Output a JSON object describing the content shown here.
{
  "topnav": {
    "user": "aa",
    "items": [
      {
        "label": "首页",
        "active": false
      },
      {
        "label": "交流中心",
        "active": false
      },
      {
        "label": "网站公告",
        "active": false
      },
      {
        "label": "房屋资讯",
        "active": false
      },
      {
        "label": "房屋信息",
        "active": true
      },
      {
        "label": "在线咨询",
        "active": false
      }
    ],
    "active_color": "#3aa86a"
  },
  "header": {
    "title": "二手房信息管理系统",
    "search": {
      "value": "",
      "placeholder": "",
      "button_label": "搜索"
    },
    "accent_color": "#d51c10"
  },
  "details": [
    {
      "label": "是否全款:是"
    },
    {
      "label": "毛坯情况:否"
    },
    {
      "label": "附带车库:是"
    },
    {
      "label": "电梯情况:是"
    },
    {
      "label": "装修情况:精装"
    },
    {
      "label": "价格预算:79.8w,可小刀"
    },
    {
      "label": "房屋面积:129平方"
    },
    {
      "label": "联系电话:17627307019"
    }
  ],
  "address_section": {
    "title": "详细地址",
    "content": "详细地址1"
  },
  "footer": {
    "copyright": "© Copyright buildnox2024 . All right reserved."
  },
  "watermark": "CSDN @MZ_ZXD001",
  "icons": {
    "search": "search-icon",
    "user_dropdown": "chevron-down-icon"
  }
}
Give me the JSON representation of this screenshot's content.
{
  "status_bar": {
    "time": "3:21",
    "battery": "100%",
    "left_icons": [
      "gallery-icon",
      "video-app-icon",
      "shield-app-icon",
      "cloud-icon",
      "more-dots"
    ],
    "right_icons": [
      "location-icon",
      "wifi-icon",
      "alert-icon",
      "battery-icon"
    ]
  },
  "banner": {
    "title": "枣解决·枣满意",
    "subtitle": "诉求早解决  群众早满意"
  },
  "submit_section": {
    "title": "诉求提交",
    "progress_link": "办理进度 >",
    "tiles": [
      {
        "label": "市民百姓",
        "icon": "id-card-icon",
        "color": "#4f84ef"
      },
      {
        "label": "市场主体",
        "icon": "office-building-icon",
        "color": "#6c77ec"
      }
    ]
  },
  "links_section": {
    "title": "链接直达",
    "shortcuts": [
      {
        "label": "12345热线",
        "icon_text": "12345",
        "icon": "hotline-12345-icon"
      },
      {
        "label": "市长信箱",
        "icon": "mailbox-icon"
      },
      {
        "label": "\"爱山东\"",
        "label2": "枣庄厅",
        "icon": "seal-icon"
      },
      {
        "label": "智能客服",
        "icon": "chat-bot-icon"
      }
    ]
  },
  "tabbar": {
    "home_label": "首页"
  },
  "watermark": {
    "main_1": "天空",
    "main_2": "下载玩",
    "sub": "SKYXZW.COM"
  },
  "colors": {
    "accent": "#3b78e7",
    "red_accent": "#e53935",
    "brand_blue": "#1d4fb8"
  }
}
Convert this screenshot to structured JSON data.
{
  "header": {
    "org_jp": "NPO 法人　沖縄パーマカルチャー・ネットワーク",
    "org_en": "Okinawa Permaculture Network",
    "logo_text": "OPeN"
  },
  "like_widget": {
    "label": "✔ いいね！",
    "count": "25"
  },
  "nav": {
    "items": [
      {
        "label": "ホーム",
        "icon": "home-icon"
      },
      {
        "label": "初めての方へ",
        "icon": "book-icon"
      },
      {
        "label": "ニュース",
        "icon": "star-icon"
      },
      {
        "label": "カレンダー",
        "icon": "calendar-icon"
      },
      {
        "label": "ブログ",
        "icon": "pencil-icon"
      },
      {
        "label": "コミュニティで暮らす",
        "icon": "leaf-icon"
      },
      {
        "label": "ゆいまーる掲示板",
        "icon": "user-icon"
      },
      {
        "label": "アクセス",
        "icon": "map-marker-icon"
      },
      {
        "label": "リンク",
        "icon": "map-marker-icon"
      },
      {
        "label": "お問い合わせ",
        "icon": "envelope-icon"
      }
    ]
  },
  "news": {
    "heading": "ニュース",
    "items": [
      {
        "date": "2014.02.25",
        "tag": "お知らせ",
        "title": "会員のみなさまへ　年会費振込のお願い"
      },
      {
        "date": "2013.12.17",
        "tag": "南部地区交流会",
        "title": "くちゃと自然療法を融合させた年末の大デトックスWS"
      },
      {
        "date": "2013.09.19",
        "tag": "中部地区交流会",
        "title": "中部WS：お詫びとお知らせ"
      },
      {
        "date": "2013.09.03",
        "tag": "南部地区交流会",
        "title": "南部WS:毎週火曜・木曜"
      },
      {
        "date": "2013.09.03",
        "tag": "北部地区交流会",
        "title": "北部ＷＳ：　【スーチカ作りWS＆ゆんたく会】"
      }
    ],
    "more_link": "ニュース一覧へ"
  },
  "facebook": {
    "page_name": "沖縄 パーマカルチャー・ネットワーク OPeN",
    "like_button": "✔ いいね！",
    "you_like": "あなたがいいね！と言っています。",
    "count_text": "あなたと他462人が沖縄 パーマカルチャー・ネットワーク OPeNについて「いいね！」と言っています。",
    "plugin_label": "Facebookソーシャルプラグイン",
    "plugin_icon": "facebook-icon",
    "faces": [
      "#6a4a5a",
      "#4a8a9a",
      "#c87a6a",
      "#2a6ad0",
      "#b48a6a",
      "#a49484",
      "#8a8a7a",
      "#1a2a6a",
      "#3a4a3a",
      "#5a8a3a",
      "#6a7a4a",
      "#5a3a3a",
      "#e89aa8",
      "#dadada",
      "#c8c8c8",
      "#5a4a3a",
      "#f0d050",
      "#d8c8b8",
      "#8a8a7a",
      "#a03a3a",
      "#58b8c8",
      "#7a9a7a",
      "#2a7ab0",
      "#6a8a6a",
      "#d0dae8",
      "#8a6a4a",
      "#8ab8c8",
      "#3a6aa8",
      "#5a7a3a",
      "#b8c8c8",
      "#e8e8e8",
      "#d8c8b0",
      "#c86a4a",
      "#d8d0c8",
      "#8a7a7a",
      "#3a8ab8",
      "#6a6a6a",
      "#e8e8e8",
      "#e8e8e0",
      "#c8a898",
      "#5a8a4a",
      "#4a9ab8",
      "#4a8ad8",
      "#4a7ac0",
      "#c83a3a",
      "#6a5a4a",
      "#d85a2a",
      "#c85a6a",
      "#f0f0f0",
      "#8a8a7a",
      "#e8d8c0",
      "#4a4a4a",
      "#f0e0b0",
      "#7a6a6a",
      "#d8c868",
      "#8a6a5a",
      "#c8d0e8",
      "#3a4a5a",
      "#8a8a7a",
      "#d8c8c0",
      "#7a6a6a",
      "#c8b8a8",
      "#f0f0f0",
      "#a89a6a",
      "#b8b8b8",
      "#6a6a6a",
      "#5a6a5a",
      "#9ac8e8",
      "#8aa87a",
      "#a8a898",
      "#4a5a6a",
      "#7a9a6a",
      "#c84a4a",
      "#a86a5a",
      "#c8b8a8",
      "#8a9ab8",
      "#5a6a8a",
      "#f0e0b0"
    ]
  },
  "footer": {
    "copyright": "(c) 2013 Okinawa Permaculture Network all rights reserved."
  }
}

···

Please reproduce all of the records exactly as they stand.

Output a JSON object describing the content shown here.
{
  "topnav": {
    "user": "aa",
    "items": [
      {
        "label": "首页",
        "active": false
      },
      {
        "label": "交流中心",
        "active": false
      },
      {
        "label": "网站公告",
        "active": false
      },
      {
        "label": "房屋资讯",
        "active": false
      },
      {
        "label": "房屋信息",
        "active": true
      },
      {
        "label": "在线咨询",
        "active": false
      }
    ],
    "active_color": "#3aa86a"
  },
  "header": {
    "title": "二手房信息管理系统",
    "search": {
      "value": "",
      "placeholder": "",
      "button_label": "搜索"
    },
    "accent_color": "#d51c10"
  },
  "details": [
    {
      "label": "是否全款:是"
    },
    {
      "label": "毛坯情况:否"
    },
    {
      "label": "附带车库:是"
    },
    {
      "label": "电梯情况:是"
    },
    {
      "label": "装修情况:精装"
    },
    {
      "label": "价格预算:79.8w,可小刀"
    },
    {
      "label": "房屋面积:129平方"
    },
    {
      "label": "联系电话:17627307019"
    }
  ],
  "address_section": {
    "title": "详细地址",
    "content": "详细地址1"
  },
  "footer": {
    "copyright": "© Copyright buildnox2024 . All right reserved."
  },
  "watermark": "CSDN @MZ_ZXD001",
  "icons": {
    "search": "search-icon",
    "user_dropdown": "chevron-down-icon"
  }
}
Give me the JSON representation of this screenshot's content.
{
  "status_bar": {
    "time": "3:21",
    "battery": "100%",
    "left_icons": [
      "gallery-icon",
      "video-app-icon",
      "shield-app-icon",
      "cloud-icon",
      "more-dots"
    ],
    "right_icons": [
      "location-icon",
      "wifi-icon",
      "alert-icon",
      "battery-icon"
    ]
  },
  "banner": {
    "title": "枣解决·枣满意",
    "subtitle": "诉求早解决  群众早满意"
  },
  "submit_section": {
    "title": "诉求提交",
    "progress_link": "办理进度 >",
    "tiles": [
      {
        "label": "市民百姓",
        "icon": "id-card-icon",
        "color": "#4f84ef"
      },
      {
        "label": "市场主体",
        "icon": "office-building-icon",
        "color": "#6c77ec"
      }
    ]
  },
  "links_section": {
    "title": "链接直达",
    "shortcuts": [
      {
        "label": "12345热线",
        "icon_text": "12345",
        "icon": "hotline-12345-icon"
      },
      {
        "label": "市长信箱",
        "icon": "mailbox-icon"
      },
      {
        "label": "\"爱山东\"",
        "label2": "枣庄厅",
        "icon": "seal-icon"
      },
      {
        "label": "智能客服",
        "icon": "chat-bot-icon"
      }
    ]
  },
  "tabbar": {
    "home_label": "首页"
  },
  "watermark": {
    "main_1": "天空",
    "main_2": "下载玩",
    "sub": "SKYXZW.COM"
  },
  "colors": {
    "accent": "#3b78e7",
    "red_accent": "#e53935",
    "brand_blue": "#1d4fb8"
  }
}
Convert this screenshot to structured JSON data.
{
  "header": {
    "org_jp": "NPO 法人　沖縄パーマカルチャー・ネットワーク",
    "org_en": "Okinawa Permaculture Network",
    "logo_text": "OPeN"
  },
  "like_widget": {
    "label": "✔ いいね！",
    "count": "25"
  },
  "nav": {
    "items": [
      {
        "label": "ホーム",
        "icon": "home-icon"
      },
      {
        "label": "初めての方へ",
        "icon": "book-icon"
      },
      {
        "label": "ニュース",
        "icon": "star-icon"
      },
      {
        "label": "カレンダー",
        "icon": "calendar-icon"
      },
      {
        "label": "ブログ",
        "icon": "pencil-icon"
      },
      {
        "label": "コミュニティで暮らす",
        "icon": "leaf-icon"
      },
      {
        "label": "ゆいまーる掲示板",
        "icon": "user-icon"
      },
      {
        "label": "アクセス",
        "icon": "map-marker-icon"
      },
      {
        "label": "リンク",
        "icon": "map-marker-icon"
      },
      {
        "label": "お問い合わせ",
        "icon": "envelope-icon"
      }
    ]
  },
  "news": {
    "heading": "ニュース",
    "items": [
      {
        "date": "2014.02.25",
        "tag": "お知らせ",
        "title": "会員のみなさまへ　年会費振込のお願い"
      },
      {
        "date": "2013.12.17",
        "tag": "南部地区交流会",
        "title": "くちゃと自然療法を融合させた年末の大デトックスWS"
      },
      {
        "date": "2013.09.19",
        "tag": "中部地区交流会",
        "title": "中部WS：お詫びとお知らせ"
      },
      {
        "date": "2013.09.03",
        "tag": "南部地区交流会",
        "title": "南部WS:毎週火曜・木曜"
      },
      {
        "date": "2013.09.03",
        "tag": "北部地区交流会",
        "title": "北部ＷＳ：　【スーチカ作りWS＆ゆんたく会】"
      }
    ],
    "more_link": "ニュース一覧へ"
  },
  "facebook": {
    "page_name": "沖縄 パーマカルチャー・ネットワーク OPeN",
    "like_button": "✔ いいね！",
    "you_like": "あなたがいいね！と言っています。",
    "count_text": "あなたと他462人が沖縄 パーマカルチャー・ネットワーク OPeNについて「いいね！」と言っています。",
    "plugin_label": "Facebookソーシャルプラグイン",
    "plugin_icon": "facebook-icon",
    "faces": [
      "#6a4a5a",
      "#4a8a9a",
      "#c87a6a",
      "#2a6ad0",
      "#b48a6a",
      "#a49484",
      "#8a8a7a",
      "#1a2a6a",
      "#3a4a3a",
      "#5a8a3a",
      "#6a7a4a",
      "#5a3a3a",
      "#e89aa8",
      "#dadada",
      "#c8c8c8",
      "#5a4a3a",
      "#f0d050",
      "#d8c8b8",
      "#8a8a7a",
      "#a03a3a",
      "#58b8c8",
      "#7a9a7a",
      "#2a7ab0",
      "#6a8a6a",
      "#d0dae8",
      "#8a6a4a",
      "#8ab8c8",
      "#3a6aa8",
      "#5a7a3a",
      "#b8c8c8",
      "#e8e8e8",
      "#d8c8b0",
      "#c86a4a",
      "#d8d0c8",
      "#8a7a7a",
      "#3a8ab8",
      "#6a6a6a",
      "#e8e8e8",
      "#e8e8e0",
      "#c8a898",
      "#5a8a4a",
      "#4a9ab8",
      "#4a8ad8",
      "#4a7ac0",
      "#c83a3a",
      "#6a5a4a",
      "#d85a2a",
      "#c85a6a",
      "#f0f0f0",
      "#8a8a7a",
      "#e8d8c0",
      "#4a4a4a",
      "#f0e0b0",
      "#7a6a6a",
      "#d8c868",
      "#8a6a5a",
      "#c8d0e8",
      "#3a4a5a",
      "#8a8a7a",
      "#d8c8c0",
      "#7a6a6a",
      "#c8b8a8",
      "#f0f0f0",
      "#a89a6a",
      "#b8b8b8",
      "#6a6a6a",
      "#5a6a5a",
      "#9ac8e8",
      "#8aa87a",
      "#a8a898",
      "#4a5a6a",
      "#7a9a6a",
      "#c84a4a",
      "#a86a5a",
      "#c8b8a8",
      "#8a9ab8",
      "#5a6a8a",
      "#f0e0b0"
    ]
  },
  "footer": {
    "copyright": "(c) 2013 Okinawa Permaculture Network all rights reserved."
  }
}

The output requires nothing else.